▸ DATA TO PROCESS:

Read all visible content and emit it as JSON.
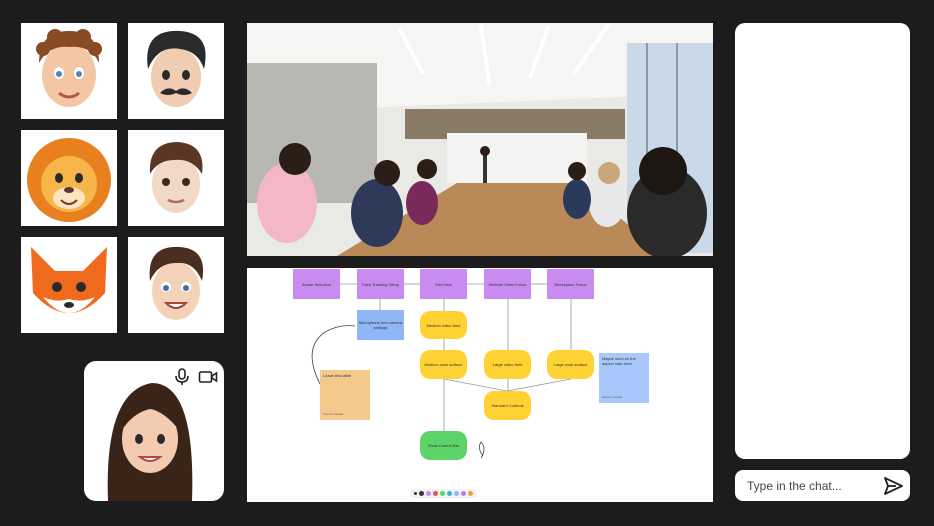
{
  "participants": [
    {
      "name_icon": "memoji-curly-hair-icon"
    },
    {
      "name_icon": "memoji-mustache-icon"
    },
    {
      "name_icon": "memoji-lion-icon"
    },
    {
      "name_icon": "memoji-short-hair-icon"
    },
    {
      "name_icon": "memoji-fox-icon"
    },
    {
      "name_icon": "memoji-smiling-man-icon"
    }
  ],
  "self_view": {
    "mic_icon": "microphone-icon",
    "camera_icon": "video-camera-icon"
  },
  "whiteboard": {
    "nodes": [
      {
        "text": "Avatar Selection"
      },
      {
        "text": "Face Tracking Setup"
      },
      {
        "text": "Grid View"
      },
      {
        "text": "Website Video Focus"
      },
      {
        "text": "Workspace Focus"
      },
      {
        "text": "Microphone and camera settings"
      },
      {
        "text": "Medium video feed"
      },
      {
        "text": "Medium work surface"
      },
      {
        "text": "Large video feed"
      },
      {
        "text": "Large work surface"
      },
      {
        "text": "Standard Controls"
      },
      {
        "text": "Show Control Bar"
      }
    ],
    "notes": [
      {
        "text": "Leave this table",
        "footer": "Source: header"
      },
      {
        "text": "Maybe work on the aspect ratio here",
        "footer": "Source: header"
      }
    ],
    "toolbar_colors": [
      "#333333",
      "#c98bf0",
      "#e05555",
      "#5dd46a",
      "#3ab0d8",
      "#8fb6f7",
      "#b77ee8",
      "#f0a030"
    ]
  },
  "chat": {
    "placeholder": "Type in the chat...",
    "send_icon": "send-icon"
  }
}
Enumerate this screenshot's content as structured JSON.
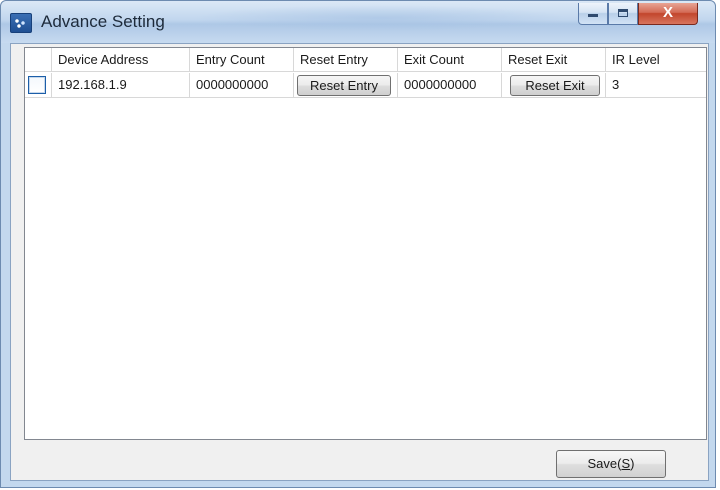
{
  "window": {
    "title": "Advance Setting",
    "close_symbol": "X",
    "icons": {
      "app": "app-icon",
      "minimize": "minimize-icon",
      "maximize": "maximize-icon",
      "close": "close-icon"
    }
  },
  "table": {
    "columns": [
      "Device Address",
      "Entry Count",
      "Reset Entry",
      "Exit Count",
      "Reset Exit",
      "IR Level"
    ],
    "rows": [
      {
        "checked": false,
        "device_address": "192.168.1.9",
        "entry_count": "0000000000",
        "reset_entry_label": "Reset Entry",
        "exit_count": "0000000000",
        "reset_exit_label": "Reset Exit",
        "ir_level": "3"
      }
    ]
  },
  "footer": {
    "save_label_prefix": "Save(",
    "save_label_mnemonic": "S",
    "save_label_suffix": ")"
  }
}
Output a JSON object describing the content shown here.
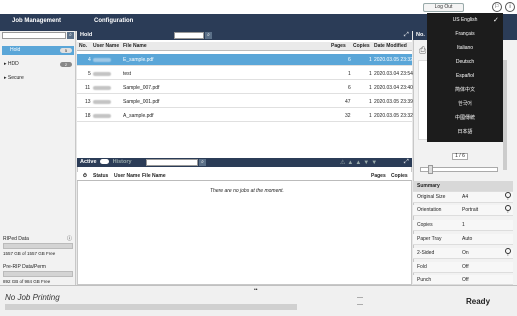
{
  "topbar": {
    "logout_label": "Log Out"
  },
  "nav": {
    "tabs": [
      {
        "label": "Job Management"
      },
      {
        "label": "Configuration"
      }
    ]
  },
  "languages": [
    "US English",
    "Français",
    "Italiano",
    "Deutsch",
    "Español",
    "简体中文",
    "한국어",
    "中國傳統",
    "日本語"
  ],
  "selected_language": "US English",
  "left": {
    "tree": [
      {
        "label": "Hold",
        "count": "5"
      },
      {
        "label": "HDD",
        "count": "2"
      },
      {
        "label": "Secure",
        "count": ""
      }
    ],
    "ripped_label": "RIPed Data",
    "ripped_text": "1557 GB of 1557 GB Free",
    "prerip_label": "Pre-RIP Data/Perm",
    "prerip_text": "892 GB of 984 GB Free"
  },
  "hold": {
    "title": "Hold",
    "columns": {
      "no": "No.",
      "user": "User Name",
      "file": "File Name",
      "pages": "Pages",
      "copies": "Copies",
      "date": "Date Modified"
    },
    "rows": [
      {
        "no": "4",
        "file": "E_sample.pdf",
        "pages": "6",
        "copies": "1",
        "date": "2020.03.05 23:32"
      },
      {
        "no": "5",
        "file": "test",
        "pages": "1",
        "copies": "1",
        "date": "2020.03.04 23:54"
      },
      {
        "no": "11",
        "file": "Sample_007.pdf",
        "pages": "6",
        "copies": "1",
        "date": "2020.03.04 23:40"
      },
      {
        "no": "13",
        "file": "Sample_001.pdf",
        "pages": "47",
        "copies": "1",
        "date": "2020.03.05 23:39"
      },
      {
        "no": "18",
        "file": "A_sample.pdf",
        "pages": "32",
        "copies": "1",
        "date": "2020.03.05 23:32"
      }
    ]
  },
  "active": {
    "active_label": "Active",
    "history_label": "History",
    "columns": {
      "status": "Status",
      "user": "User Name",
      "file": "File Name",
      "pages": "Pages",
      "copies": "Copies"
    },
    "empty_text": "There are no jobs at the moment."
  },
  "right": {
    "title": "No.",
    "page_indicator": "1 / 6",
    "summary_title": "Summary",
    "summary": [
      {
        "label": "Original Size",
        "value": "A4"
      },
      {
        "label": "Orientation",
        "value": "Portrait"
      },
      {
        "label": "Copies",
        "value": "1"
      },
      {
        "label": "Paper Tray",
        "value": "Auto"
      },
      {
        "label": "2-Sided",
        "value": "On"
      },
      {
        "label": "Fold",
        "value": "Off"
      },
      {
        "label": "Punch",
        "value": "Off"
      }
    ]
  },
  "bottom": {
    "status_text": "No Job Printing",
    "ready_label": "Ready"
  }
}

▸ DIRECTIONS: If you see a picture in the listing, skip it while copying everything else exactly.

▸ REPLY:
Read all visible content and emit it as JSON.
{
  "participants": [
    {
      "name_icon": "memoji-curly-hair-icon"
    },
    {
      "name_icon": "memoji-mustache-icon"
    },
    {
      "name_icon": "memoji-lion-icon"
    },
    {
      "name_icon": "memoji-short-hair-icon"
    },
    {
      "name_icon": "memoji-fox-icon"
    },
    {
      "name_icon": "memoji-smiling-man-icon"
    }
  ],
  "self_view": {
    "mic_icon": "microphone-icon",
    "camera_icon": "video-camera-icon"
  },
  "whiteboard": {
    "nodes": [
      {
        "text": "Avatar Selection"
      },
      {
        "text": "Face Tracking Setup"
      },
      {
        "text": "Grid View"
      },
      {
        "text": "Website Video Focus"
      },
      {
        "text": "Workspace Focus"
      },
      {
        "text": "Microphone and camera settings"
      },
      {
        "text": "Medium video feed"
      },
      {
        "text": "Medium work surface"
      },
      {
        "text": "Large video feed"
      },
      {
        "text": "Large work surface"
      },
      {
        "text": "Standard Controls"
      },
      {
        "text": "Show Control Bar"
      }
    ],
    "notes": [
      {
        "text": "Leave this table",
        "footer": "Source: header"
      },
      {
        "text": "Maybe work on the aspect ratio here",
        "footer": "Source: header"
      }
    ],
    "toolbar_colors": [
      "#333333",
      "#c98bf0",
      "#e05555",
      "#5dd46a",
      "#3ab0d8",
      "#8fb6f7",
      "#b77ee8",
      "#f0a030"
    ]
  },
  "chat": {
    "placeholder": "Type in the chat...",
    "send_icon": "send-icon"
  }
}
Enumerate this screenshot's content as structured JSON.
{
  "window": {
    "title": "Advance Setting",
    "close_symbol": "X",
    "icons": {
      "app": "app-icon",
      "minimize": "minimize-icon",
      "maximize": "maximize-icon",
      "close": "close-icon"
    }
  },
  "table": {
    "columns": [
      "Device Address",
      "Entry Count",
      "Reset Entry",
      "Exit Count",
      "Reset Exit",
      "IR Level"
    ],
    "rows": [
      {
        "checked": false,
        "device_address": "192.168.1.9",
        "entry_count": "0000000000",
        "reset_entry_label": "Reset Entry",
        "exit_count": "0000000000",
        "reset_exit_label": "Reset Exit",
        "ir_level": "3"
      }
    ]
  },
  "footer": {
    "save_label_prefix": "Save(",
    "save_label_mnemonic": "S",
    "save_label_suffix": ")"
  }
}
Output a JSON object describing the content shown here.
{
  "topbar": {
    "logout_label": "Log Out"
  },
  "nav": {
    "tabs": [
      {
        "label": "Job Management"
      },
      {
        "label": "Configuration"
      }
    ]
  },
  "languages": [
    "US English",
    "Français",
    "Italiano",
    "Deutsch",
    "Español",
    "简体中文",
    "한국어",
    "中國傳統",
    "日本語"
  ],
  "selected_language": "US English",
  "left": {
    "tree": [
      {
        "label": "Hold",
        "count": "5"
      },
      {
        "label": "HDD",
        "count": "2"
      },
      {
        "label": "Secure",
        "count": ""
      }
    ],
    "ripped_label": "RIPed Data",
    "ripped_text": "1557 GB of 1557 GB Free",
    "prerip_label": "Pre-RIP Data/Perm",
    "prerip_text": "892 GB of 984 GB Free"
  },
  "hold": {
    "title": "Hold",
    "columns": {
      "no": "No.",
      "user": "User Name",
      "file": "File Name",
      "pages": "Pages",
      "copies": "Copies",
      "date": "Date Modified"
    },
    "rows": [
      {
        "no": "4",
        "file": "E_sample.pdf",
        "pages": "6",
        "copies": "1",
        "date": "2020.03.05 23:32"
      },
      {
        "no": "5",
        "file": "test",
        "pages": "1",
        "copies": "1",
        "date": "2020.03.04 23:54"
      },
      {
        "no": "11",
        "file": "Sample_007.pdf",
        "pages": "6",
        "copies": "1",
        "date": "2020.03.04 23:40"
      },
      {
        "no": "13",
        "file": "Sample_001.pdf",
        "pages": "47",
        "copies": "1",
        "date": "2020.03.05 23:39"
      },
      {
        "no": "18",
        "file": "A_sample.pdf",
        "pages": "32",
        "copies": "1",
        "date": "2020.03.05 23:32"
      }
    ]
  },
  "active": {
    "active_label": "Active",
    "history_label": "History",
    "columns": {
      "status": "Status",
      "user": "User Name",
      "file": "File Name",
      "pages": "Pages",
      "copies": "Copies"
    },
    "empty_text": "There are no jobs at the moment."
  },
  "right": {
    "title": "No.",
    "page_indicator": "1 / 6",
    "summary_title": "Summary",
    "summary": [
      {
        "label": "Original Size",
        "value": "A4"
      },
      {
        "label": "Orientation",
        "value": "Portrait"
      },
      {
        "label": "Copies",
        "value": "1"
      },
      {
        "label": "Paper Tray",
        "value": "Auto"
      },
      {
        "label": "2-Sided",
        "value": "On"
      },
      {
        "label": "Fold",
        "value": "Off"
      },
      {
        "label": "Punch",
        "value": "Off"
      }
    ]
  },
  "bottom": {
    "status_text": "No Job Printing",
    "ready_label": "Ready"
  }
}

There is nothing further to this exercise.